Baidu Earnings Calls for Sensationalized Selloff
Kyle is a member of The Motley Fool Blog Network -- entries represent the personal opinion of the blogger and are not formally edited.
Progress Report: Baidu (NASDAQ: BIDU), mentioned 1/10/12 around $127 per share, currently trading around $132 per share (intraday, 4/25/12).
Baidu shares were “hammered” after lowered guidance from yesterday’s earnings call. This is an example of some of the stuff we are fed on a daily basis when attempting to do our homework. I understand how difficult it can be. I would prefer that someone would choose an appropriate analogy for the events that transpired after the call, more along the lines of, “Revenue outlook smacked Baidu, who then subsequently fell off the monkey bars and suffered a bloody nose”. Seriously, hammered? These are the headlines we are faced with in our daily investing research death march; I try to remain calm when I pull these articles up, myself.
Since Baidu didn’t pull off an earnings beat the magnitude of the 'super fruit,' regardless of topping estimates, their tempered guidance gave some investors the shivers, so a few of them ran away. The share price has declined over $12 since market close Friday, April 20, 2012, so we should all run screaming from this burning building, right? Now I know a few of you trade like gnats on a minute-by-minute basis, as if you were living, breathing High-Frequency Trading machines. I don’t trade like that, I prefer to keep my blood pressure at a somewhat normal level, I exercise, I have a life, and I read an incredible amount of over-hyped, super-sensitive gibberish that is somehow thrown onto my research stack. So even though the company’s revenue estimates fall in the $2M-$22M range short of analyst estimates for the second quarter, they are still a 25% increase from Q1 revenues reported yesterday.
I trade Baidu much in the same manner that I trade the aforementioned super fruit (to protect those overwhelmed by the company name, I shall not mention it), by scooping up those poor shares that get picked on by stock market bullies and wait for them to grow up to become the mature benefits to society that I see in them. So along with the earnings-per-share “miss” that beat estimates by a shiny penny, revenues were a bit light ($677M versus analyst estimates of $679M), but not so much that we should all respond like Tony Soprano because the envelope didn’t make weight. I’ve said it before, and I do so just to remind myself: these types of reactions can offer some opportunity, provided we have homework on our side.

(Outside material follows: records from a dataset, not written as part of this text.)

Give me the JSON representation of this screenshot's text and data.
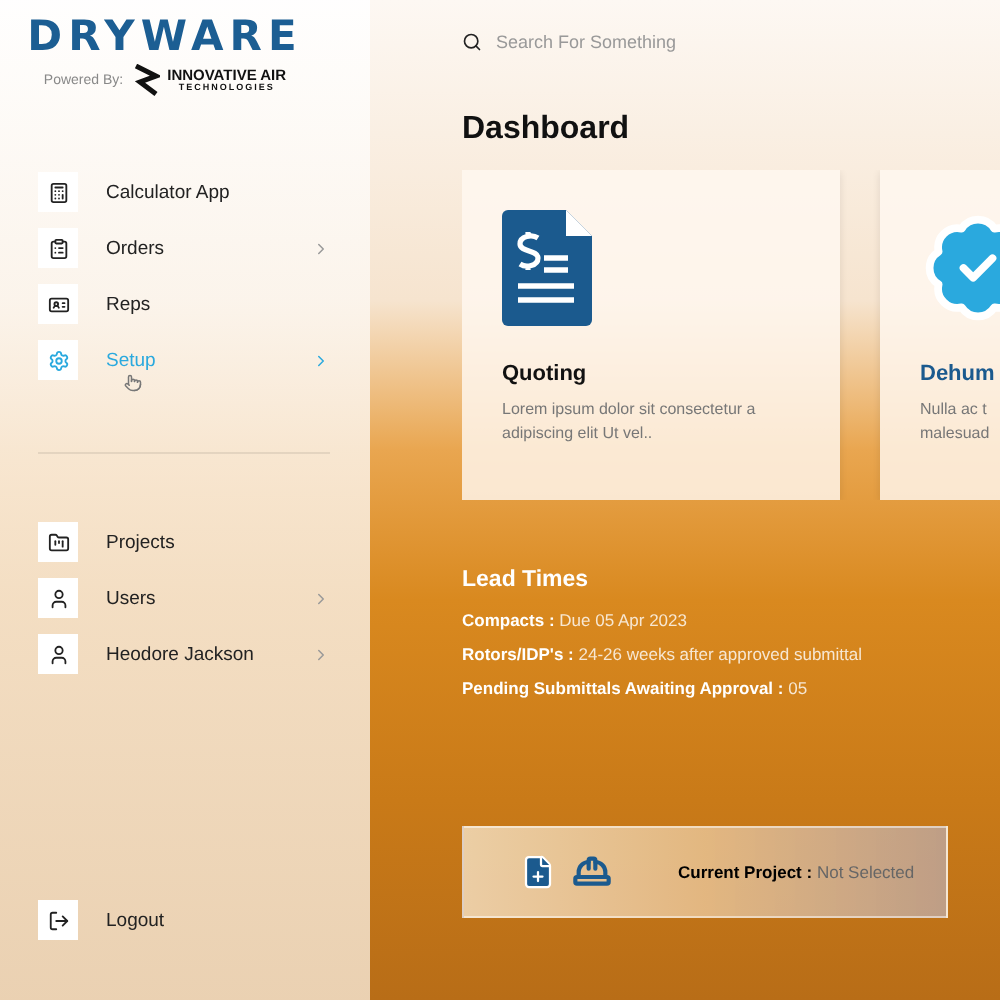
{
  "logo": {
    "brand": "DRYWARE",
    "powered_by": "Powered By:",
    "partner_line1": "INNOVATIVE AIR",
    "partner_line2": "TECHNOLOGIES"
  },
  "sidebar": {
    "groups": [
      {
        "items": [
          {
            "label": "Calculator App",
            "selected": false,
            "submenu": false
          },
          {
            "label": "Orders",
            "selected": false,
            "submenu": true
          },
          {
            "label": "Reps",
            "selected": false,
            "submenu": false
          },
          {
            "label": "Setup",
            "selected": true,
            "submenu": true
          }
        ]
      },
      {
        "items": [
          {
            "label": "Projects",
            "selected": false,
            "submenu": false
          },
          {
            "label": "Users",
            "selected": false,
            "submenu": true
          },
          {
            "label": "Heodore Jackson",
            "selected": false,
            "submenu": true
          }
        ]
      }
    ],
    "logout": "Logout"
  },
  "search": {
    "placeholder": "Search For Something"
  },
  "title": "Dashboard",
  "cards": [
    {
      "kind": "quote",
      "title": "Quoting",
      "lines": [
        "Lorem ipsum dolor sit consectetur a",
        "adipiscing elit Ut vel.."
      ]
    },
    {
      "kind": "badge",
      "title": "Dehum",
      "lines": [
        "Nulla ac t",
        "malesuad"
      ]
    }
  ],
  "lead_times": {
    "heading": "Lead Times",
    "rows": [
      {
        "label": "Compacts :",
        "value": "Due 05 Apr 2023"
      },
      {
        "label": "Rotors/IDP's :",
        "value": "24-26 weeks after approved submittal"
      },
      {
        "label": "Pending Submittals Awaiting Approval :",
        "value": "05"
      }
    ]
  },
  "current_project": {
    "label": "Current Project :",
    "value": "Not Selected"
  }
}
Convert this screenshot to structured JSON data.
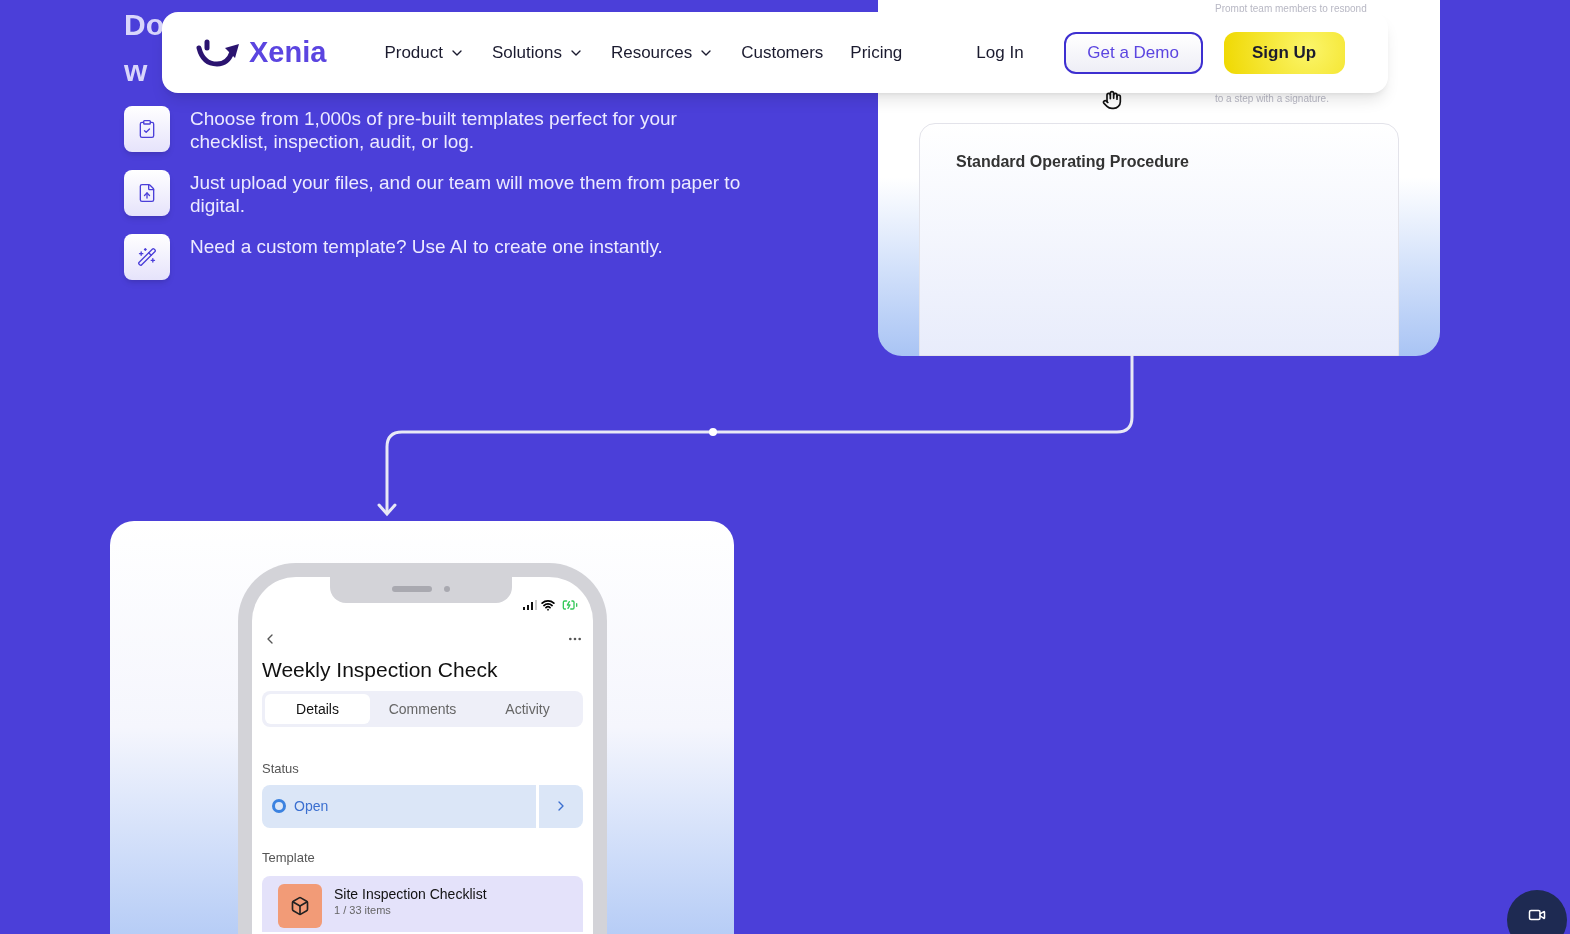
{
  "heading_fragments": [
    "Do",
    "w"
  ],
  "nav": {
    "logo": "Xenia",
    "items": [
      {
        "label": "Product",
        "dropdown": true
      },
      {
        "label": "Solutions",
        "dropdown": true
      },
      {
        "label": "Resources",
        "dropdown": true
      },
      {
        "label": "Customers",
        "dropdown": false
      },
      {
        "label": "Pricing",
        "dropdown": false
      }
    ],
    "login": "Log In",
    "demo": "Get a Demo",
    "signup": "Sign Up"
  },
  "features": [
    {
      "kind": "clipboard",
      "text": "Choose from 1,000s of pre-built templates perfect for your checklist, inspection, audit, or log."
    },
    {
      "kind": "upload",
      "text": "Just upload your files, and our team will move them from paper to digital."
    },
    {
      "kind": "wand",
      "text": "Need a custom template? Use AI to create one instantly."
    }
  ],
  "preview_card": {
    "hint_lines": [
      "Prompt team members to respond",
      "to a step with a signature."
    ],
    "document_title": "Standard Operating Procedure"
  },
  "phone": {
    "title": "Weekly Inspection Check",
    "tabs": [
      {
        "label": "Details",
        "selected": true
      },
      {
        "label": "Comments",
        "selected": false
      },
      {
        "label": "Activity",
        "selected": false
      }
    ],
    "status_label": "Status",
    "status": "Open",
    "template_label": "Template",
    "template_name": "Site Inspection Checklist",
    "template_count": "1 / 33 items"
  }
}
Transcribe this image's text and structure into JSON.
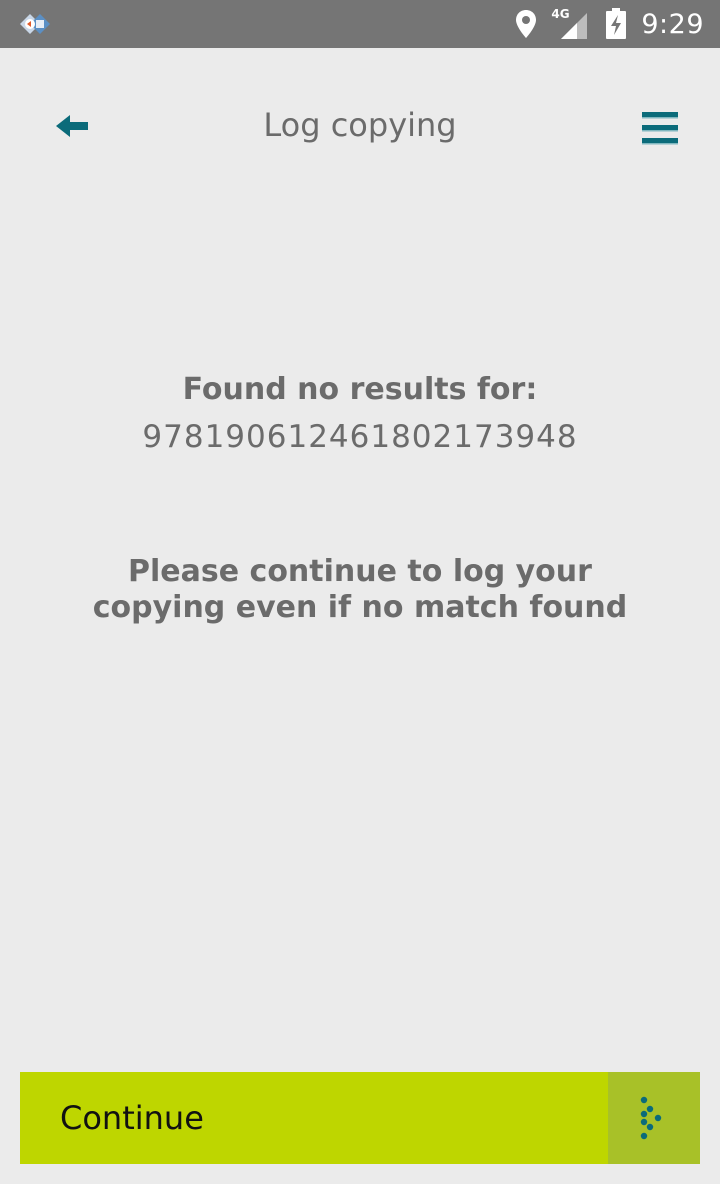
{
  "status_bar": {
    "time": "9:29",
    "network_type": "4G",
    "icons": [
      "app-logo-icon",
      "location-icon",
      "signal-icon",
      "battery-charging-icon"
    ]
  },
  "header": {
    "title": "Log copying",
    "back_icon": "arrow-left-icon",
    "menu_icon": "hamburger-menu-icon"
  },
  "results": {
    "found_label": "Found no results for:",
    "query": "9781906124618021739​48"
  },
  "instruction": "Please continue to log your copying even if no match found",
  "footer": {
    "continue_label": "Continue",
    "continue_icon": "dotted-arrow-icon"
  },
  "colors": {
    "accent_teal": "#0b6b7a",
    "continue_green": "#bed600",
    "continue_icon_bg": "#a8c128",
    "status_bar": "#757575",
    "background": "#ebebeb",
    "text_gray": "#6b6b6b"
  }
}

I don’t always enjoy earnings calls that give way to after-hour selloffs (or in pre-market trading), but in cases where I liked an investment at first mention, then waited the appropriate amount of time (and then some), I happen to like this one just a little bit. Now playing Chinese checkers with your portfolio does come with a few caveats (see, Renren, China North East Petroleum), so the study time needs to be amped up a bit. But the same could be said for some domestic holdings like Netflix (NASDAQ: NFLX), which didn’t provide enough of an earnings beat from their call yesterday and gave a cautious subscriber outlook, so it was treated rather rudely by shareholders, dropping almost 14% after everyone left the conference call. It’s almost as though Marv Marinovich was the disappointed parent of this once-darling stock, which is shedding almost 3% in share price today, as well. Of course, that could be the Whitney Tilson effect.
Just because I have been gazing longingly in Baidu’s direction for some time, doesn’t mean anyone else should jump in, necessarily. People with much cooler names than mine offer several opinions on either side of any trade, as well as investing in the People’s Republic, so proceed with caution. And if anyone happens to see someone walking along the Great Wall with a fiery red Netflix envelope, please let me know. The recent selloff might be yet another opportunity.
kmet312 has a long position in Baidu. The Motley Fool has no positions in the stocks mentioned above. Motley Fool newsletter services recommend Baidu, and Netflix. Try any of our Foolish newsletter services free for 30 days. We Fools may not all hold the same opinions, but we all believe that considering a diverse range of insights makes us better investors. The Motley Fool has a disclosure policy.